By Annie Massa
(Bloomberg) --As the minutes tick down to 4 p.m. each trading day, a crucial process plays out in the U.S. stock market. Bats Global Markets wants to shake up how it works.
Bats, recently acquired by CBOE Holdings Inc., is debuting a new way to execute orders during the daily closing auctions, according to a statement Monday. The plan is to siphon off trades that would normally be completed at exchanges owned by NYSE Group and Nasdaq Inc., the two primary places that corporations and ETFs can turn to to get listed in the U.S. Bats says its new system will cost traders less.
The end-of-day auctions are increasingly important amid a shift to passive investment strategies. Index funds tend to aggregate clients’ trades and execute them then. This ends up being a good business for NYSE and Nasdaq, because traders tend to execute the orders on the exchange where a given stock is listed. Bats, given that it lists far fewer securities, loses out. It hopes to change that with its new system.
The move came at the behest of brokers and money managers, said Bryan Harkins, head of U.S. markets and global foreign exchange at Bats.
“There’s nothing that has had as much across-the-board support as this,” Harkins said in an interview. “Brokers are largely bearing the brunt of the lack of competition in this area, but the buy side was equally supportive.”
Although U.S. equities can trade on more than 40 venues throughout the day both on and off exchanges, at the end of the trading session they typically return to their home base listing exchange, where an auction calculates the final price. A similar auction process plays out before the market opens.
These all-important auctions can be a sticking point for brokers, who complain that exchanges have monopoly power to charge fees as they see fit at two key moments in the trading day. Bats’s plan would attempt to pry that perceived stranglehold loose, allowing certain kinds of time-centric orders to complete on its BZX exchange at lower cost.
Bats has not announced exactly what its own fees will be for the matching function, which it calls Bats Market Close. The function will only apply to a subset of orders called market-on-close orders, which execute as soon as a closing price is published at the end of the day. Any of these orders that are unmatched by Bats’s new process will be sent to their primary exchange.
NYSE Chief Operating Officer Stacey Cunningham objected to Bats’s argument that the new maneuver would not harm the marketplace’s ability to arrive at the best prices for securities. Investors and listed companies would suffer from more unpredictable end-of-day auctions if Bats’s measure went into effect, Cunningham said.
“Bats’s view that auction volume doesn’t influence price discovery is a false premise,” Cunningham said in a phone interview.
Auctions are gaining importance as passive investing grows, since closing prices are used to calculate the value of indexes. Only a stock’s home listing exchange can calculate its official open and closing price. Each exchange follows its own special recipe to take in and match up orders. There are four listing exchanges: NYSE lists public companies, while NYSE Arca and Bats focused on ETFs. Nasdaq lists both types of equities.
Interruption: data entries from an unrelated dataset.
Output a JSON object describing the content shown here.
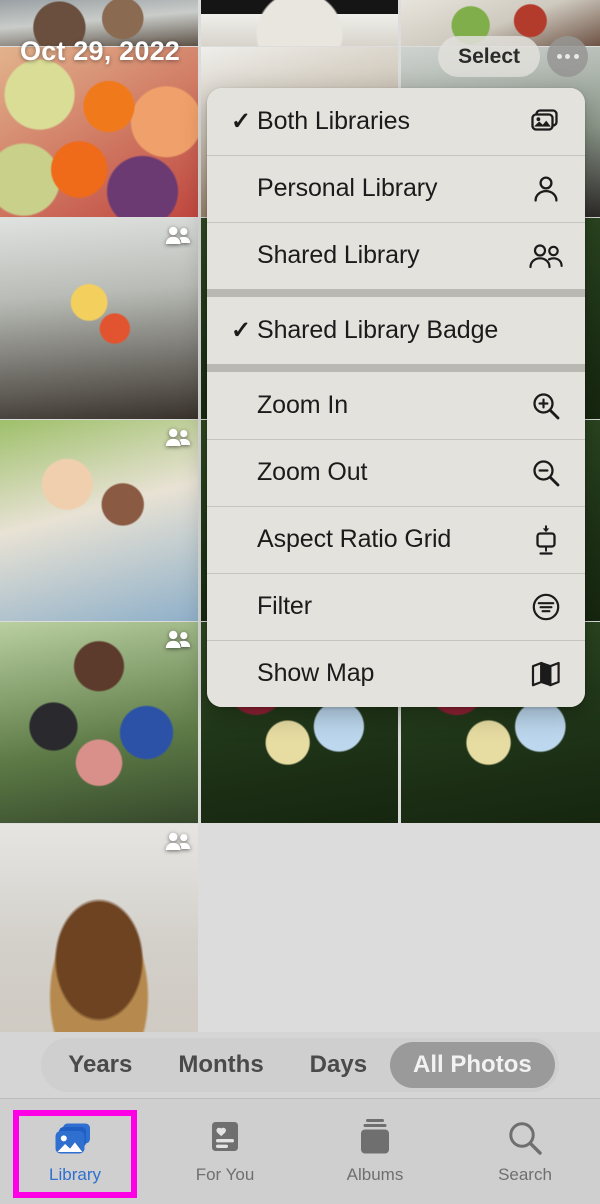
{
  "app": {
    "name": "Photos",
    "screen": "Library - All Photos"
  },
  "header": {
    "date_label": "Oct 29, 2022",
    "select_label": "Select",
    "more_icon": "ellipsis-icon"
  },
  "context_menu": {
    "groups": [
      {
        "items": [
          {
            "label": "Both Libraries",
            "checked": true,
            "icon": "photo-stack-icon"
          },
          {
            "label": "Personal Library",
            "checked": false,
            "icon": "person-icon"
          },
          {
            "label": "Shared Library",
            "checked": false,
            "icon": "two-people-icon"
          }
        ]
      },
      {
        "items": [
          {
            "label": "Shared Library Badge",
            "checked": true,
            "icon": ""
          }
        ]
      },
      {
        "items": [
          {
            "label": "Zoom In",
            "checked": false,
            "icon": "magnifier-plus-icon"
          },
          {
            "label": "Zoom Out",
            "checked": false,
            "icon": "magnifier-minus-icon"
          },
          {
            "label": "Aspect Ratio Grid",
            "checked": false,
            "icon": "aspect-ratio-icon"
          },
          {
            "label": "Filter",
            "checked": false,
            "icon": "filter-icon"
          },
          {
            "label": "Show Map",
            "checked": false,
            "icon": "map-icon"
          }
        ]
      }
    ],
    "checkmark_glyph": "✓"
  },
  "segmented_control": {
    "options": [
      "Years",
      "Months",
      "Days",
      "All Photos"
    ],
    "selected": "All Photos"
  },
  "tab_bar": {
    "tabs": [
      {
        "label": "Library",
        "icon": "photo-stack-icon",
        "active": true
      },
      {
        "label": "For You",
        "icon": "for-you-card-icon",
        "active": false
      },
      {
        "label": "Albums",
        "icon": "albums-stack-icon",
        "active": false
      },
      {
        "label": "Search",
        "icon": "magnifier-icon",
        "active": false
      }
    ]
  },
  "annotation": {
    "highlight_color": "#ff00e6",
    "highlights": "Library tab"
  },
  "colors": {
    "menu_background": "#e3e2dd",
    "menu_separator": "#b9b8b2",
    "menu_text": "#1b1b1b",
    "tabbar_background": "#cfcfcf",
    "active_tab": "#2f6fd0",
    "segment_selected": "#9a9a9a",
    "highlight": "#ff00e6"
  },
  "photo_grid": {
    "badge_icon": "shared-library-badge-icon",
    "rows": [
      [
        {
          "style": "p-people-top",
          "badge": false
        },
        {
          "style": "p-bowl",
          "badge": false
        },
        {
          "style": "p-kid",
          "badge": false
        }
      ],
      [
        {
          "style": "p-fruit",
          "badge": false
        },
        {
          "style": "p-veg",
          "badge": false
        },
        {
          "style": "p-selfie",
          "badge": false
        }
      ],
      [
        {
          "style": "p-corn",
          "badge": true
        },
        {
          "style": "p-garden",
          "badge": false
        },
        {
          "style": "p-garden",
          "badge": false
        }
      ],
      [
        {
          "style": "p-hug",
          "badge": true
        },
        {
          "style": "p-garden",
          "badge": false
        },
        {
          "style": "p-garden",
          "badge": false
        }
      ],
      [
        {
          "style": "p-family",
          "badge": true
        },
        {
          "style": "p-garden",
          "badge": false
        },
        {
          "style": "p-garden",
          "badge": false
        }
      ],
      [
        {
          "style": "p-bread",
          "badge": true
        }
      ]
    ]
  }
}
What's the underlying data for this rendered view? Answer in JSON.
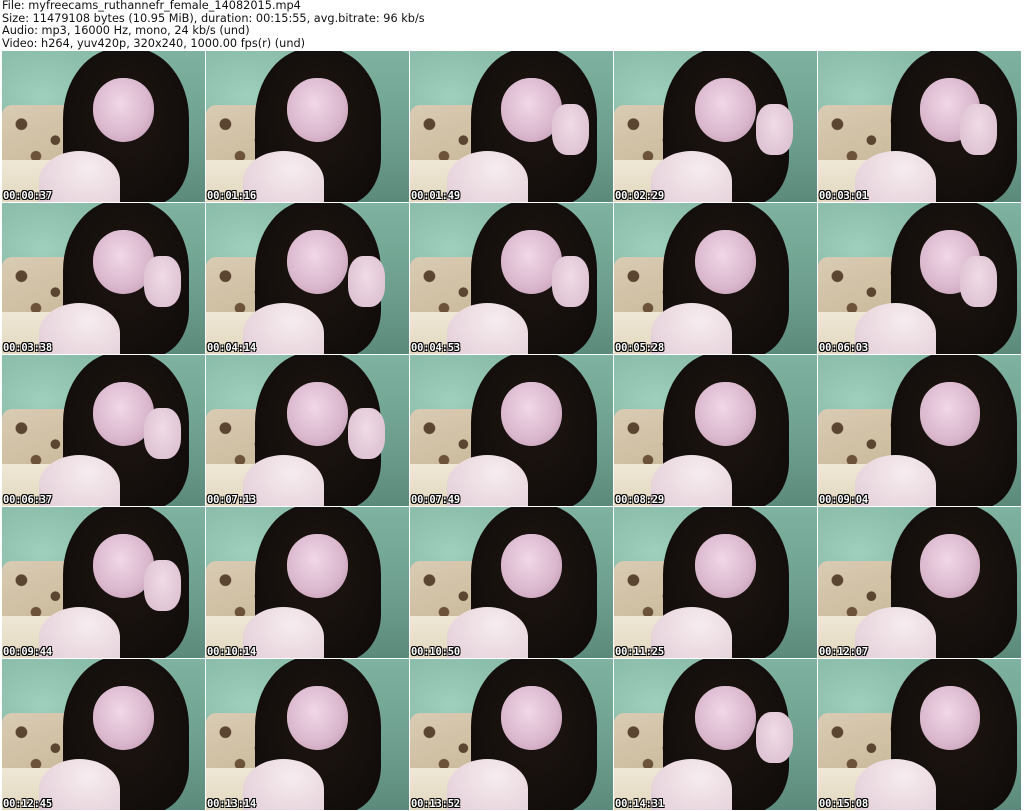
{
  "header": {
    "file_line": "File: myfreecams_ruthannefr_female_14082015.mp4",
    "size_line": "Size: 11479108 bytes (10.95 MiB), duration: 00:15:55, avg.bitrate: 96 kb/s",
    "audio_line": "Audio: mp3, 16000 Hz, mono, 24 kb/s (und)",
    "video_line": "Video: h264, yuv420p, 320x240, 1000.00 fps(r) (und)"
  },
  "thumbnails": [
    {
      "timestamp": "00:00:37"
    },
    {
      "timestamp": "00:01:16"
    },
    {
      "timestamp": "00:01:49"
    },
    {
      "timestamp": "00:02:29"
    },
    {
      "timestamp": "00:03:01"
    },
    {
      "timestamp": "00:03:38"
    },
    {
      "timestamp": "00:04:14"
    },
    {
      "timestamp": "00:04:53"
    },
    {
      "timestamp": "00:05:28"
    },
    {
      "timestamp": "00:06:03"
    },
    {
      "timestamp": "00:06:37"
    },
    {
      "timestamp": "00:07:13"
    },
    {
      "timestamp": "00:07:49"
    },
    {
      "timestamp": "00:08:29"
    },
    {
      "timestamp": "00:09:04"
    },
    {
      "timestamp": "00:09:44"
    },
    {
      "timestamp": "00:10:14"
    },
    {
      "timestamp": "00:10:50"
    },
    {
      "timestamp": "00:11:25"
    },
    {
      "timestamp": "00:12:07"
    },
    {
      "timestamp": "00:12:45"
    },
    {
      "timestamp": "00:13:14"
    },
    {
      "timestamp": "00:13:52"
    },
    {
      "timestamp": "00:14:31"
    },
    {
      "timestamp": "00:15:08"
    }
  ]
}
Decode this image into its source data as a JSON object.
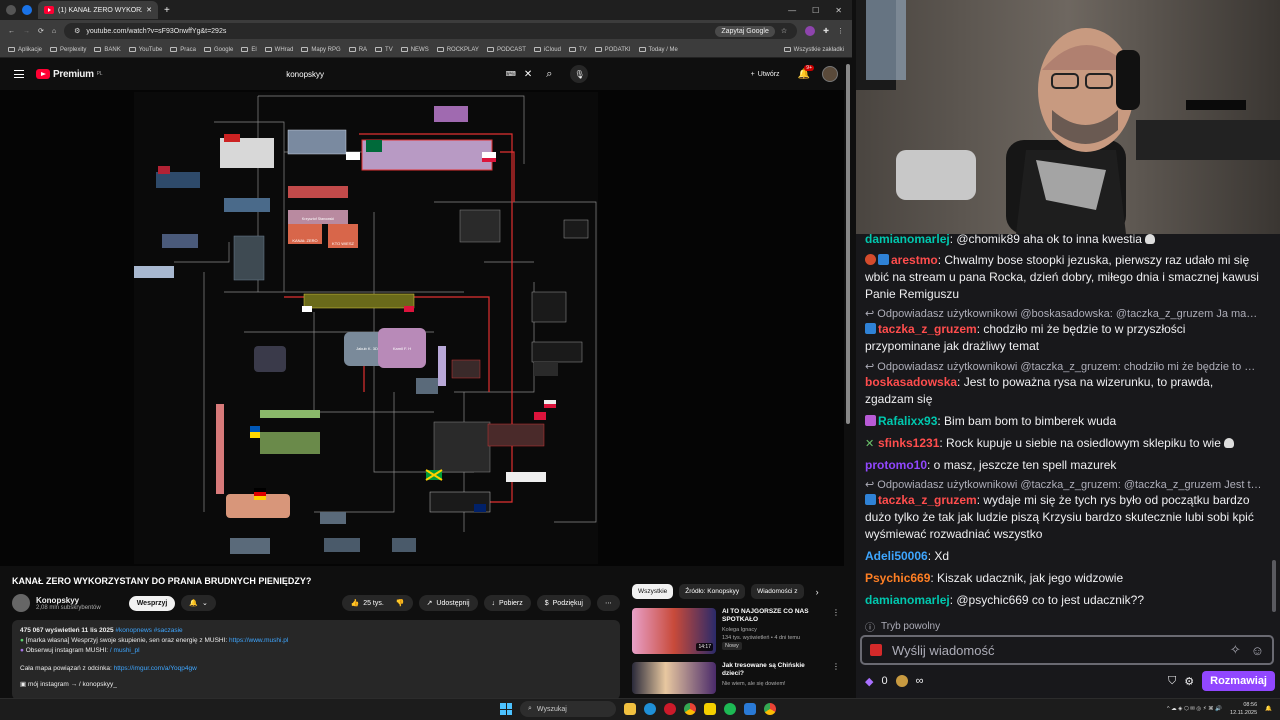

“The exchange-operated opening and closing auctions or ‘crosses’ are becoming an increasingly important part of the trading day, as passive investing continues to grow and traders look for opportunities to execute larger blocks of stock,” wrote Richard Johnson, vice president of Greenwich Associates’ market structure and technology research division, in a recent report.
The mounting importance of the auction process can be seen in traders’ increased use of strategies that can only play out during auctions. The use of these special strategies has increased from 5 percent of portfolio trading flow in the first quarter of 2015 to 14 percent in the same period one year later, according to the Greenwich Associates report.
Bats isn’t the only exchange making adjustments to lure additional volume. NYSE, owned by Intercontinental Exchange Inc., made a different move earlier this year, allowing Nasdaq-listed stocks to trade on all of its markets and its floor for the first time. At the time, the exchange touted the move as an advantage for institutional investors who wish to trade using brokers on the floor, who have special order types at their disposal for use during auctions.
To contact the reporter on this story: Annie Massa in New York at [email protected] To contact the editors responsible for this story: Nick Baker at [email protected] Rob Urban